Video

Video US-led Coalition Gives Some Weapons to Iraqi Troops

In a video released Tuesday from the Iraqi Ministry of Defense, Iraqi forces and U.S.-led coalition troops survey a cache of weapons supplied to help Iraq liberate Mosul from Islamic State group. According to a statement provided with the video, the ministry and the U.S.-led coaltion troops have started ''supplying the 16th army division with medium and light weapons in preparation to liberate Mosul and nearby areas from Da'esh (Arabic acronym for Islamic State group).''
Video

Video Amnesty International: 'Overwhelming Evidence' of War Crimes in Ukraine

Human rights group Amnesty International says there is overwhelming evidence of ongoing war crimes in Ukraine, despite a tentative cease-fire with pro-Russian rebels. Researchers interviewed more than 30 prisoners from both sides of the conflict and all but one said they were tortured. Henry Ridgwell reports for VOA from London.
Video

Video Washington Parade Honors Those Killed Serving in US Military

Every year, on the last Monday in the month of May, millions of Americans honor the memories of those killed while serving in the armed forces. Memorial Day is a tradition that dates back to the 19th Century.
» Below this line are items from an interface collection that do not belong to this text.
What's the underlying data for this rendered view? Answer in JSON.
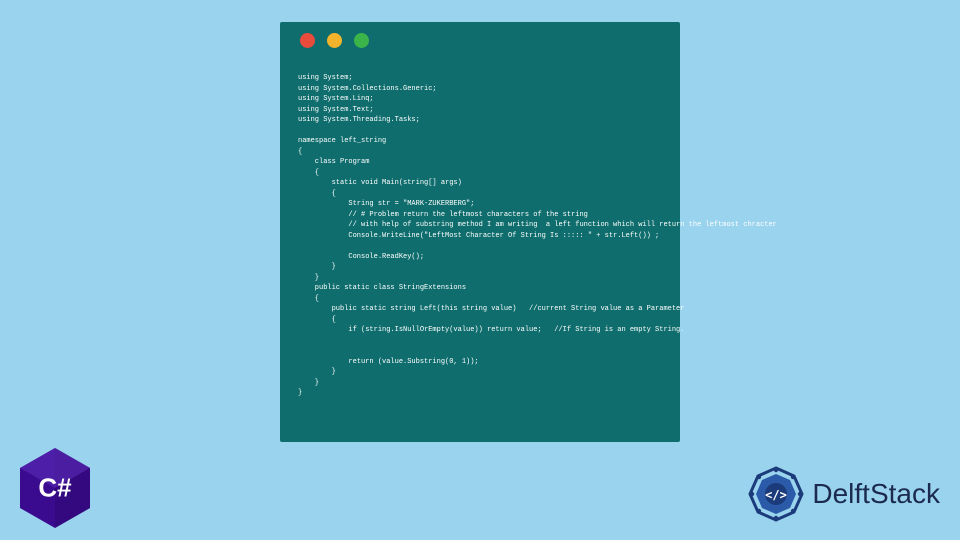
{
  "window": {
    "dots": {
      "red": "#e94b3c",
      "yellow": "#f3b32b",
      "green": "#3bb54a"
    }
  },
  "code": {
    "lines": [
      "using System;",
      "using System.Collections.Generic;",
      "using System.Linq;",
      "using System.Text;",
      "using System.Threading.Tasks;",
      "",
      "namespace left_string",
      "{",
      "    class Program",
      "    {",
      "        static void Main(string[] args)",
      "        {",
      "            String str = \"MARK-ZUKERBERG\";",
      "            // # Problem return the leftmost characters of the string",
      "            // with help of substring method I am writing  a left function which will return the leftmost chracter",
      "            Console.WriteLine(\"LeftMost Character Of String Is ::::: \" + str.Left()) ;",
      "",
      "            Console.ReadKey();",
      "        }",
      "    }",
      "    public static class StringExtensions",
      "    {",
      "        public static string Left(this string value)   //current String value as a Parameter",
      "        {",
      "            if (string.IsNullOrEmpty(value)) return value;   //If String is an empty String.",
      "",
      "",
      "            return (value.Substring(0, 1));",
      "        }",
      "    }",
      "}"
    ]
  },
  "csharp": {
    "label": "C#"
  },
  "delft": {
    "name": "DelftStack"
  }
}
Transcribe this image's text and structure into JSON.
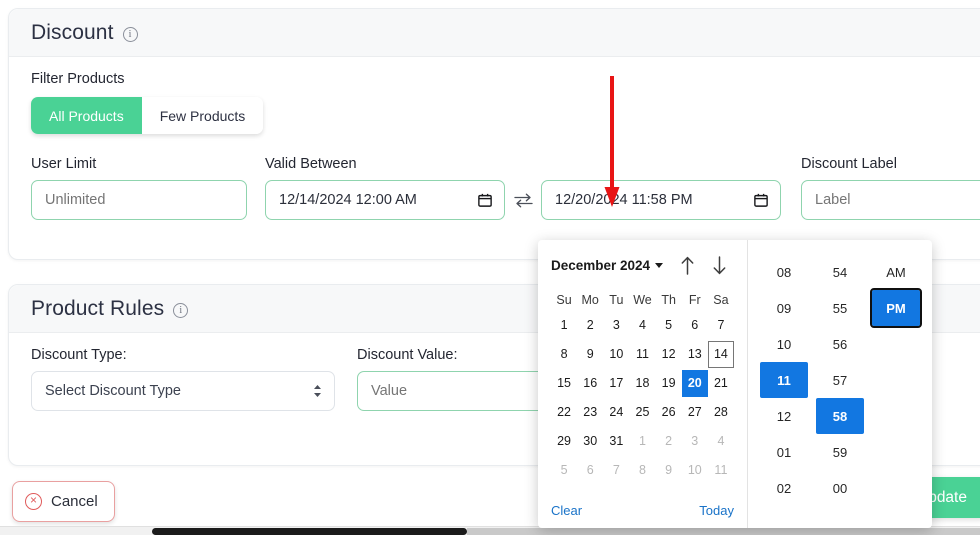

While many people celebrate the federal holiday with a barbecue and a day off from work, for those who’ve served in the military, it’s a special day to remember those who made the ultimate sacrifice. Arash Arabasadi reports for VOA from Washington.
Video

Video Kenya’s Capital Sees Rise in Shisha Parlors

In Kenya, the smoking of shisha, a type of flavored tobacco, is the latest craze. Patrons are flocking to shisha parlors to smoke and socialize. But the practice can be addictive and harmful, though many dabblers may not realize the dangers, according to a new review. Lenny Ruvaga has more on the story for VOA from Nairobi, Kenya.
Video

Video Rolling Thunder Run Reveals Changed Attitudes Towards Vietnam War

For many US war veterans, the Memorial Day holiday is an opportunity to look back at a divisive conflict in the nation’s history and to remember those who did not make it home.
Video

Video Female American Soldiers: Healing Through Filmmaking

According to the United States Defense Department, there are more than 200-thousand women serving in the U.S. Armed Forces.  Like their male counterparts, females have experiences that can be very traumatic.  VOA's Bernard Shusman tells us about a program that is helping some American women in the military heal through filmmaking.

VOA Blogs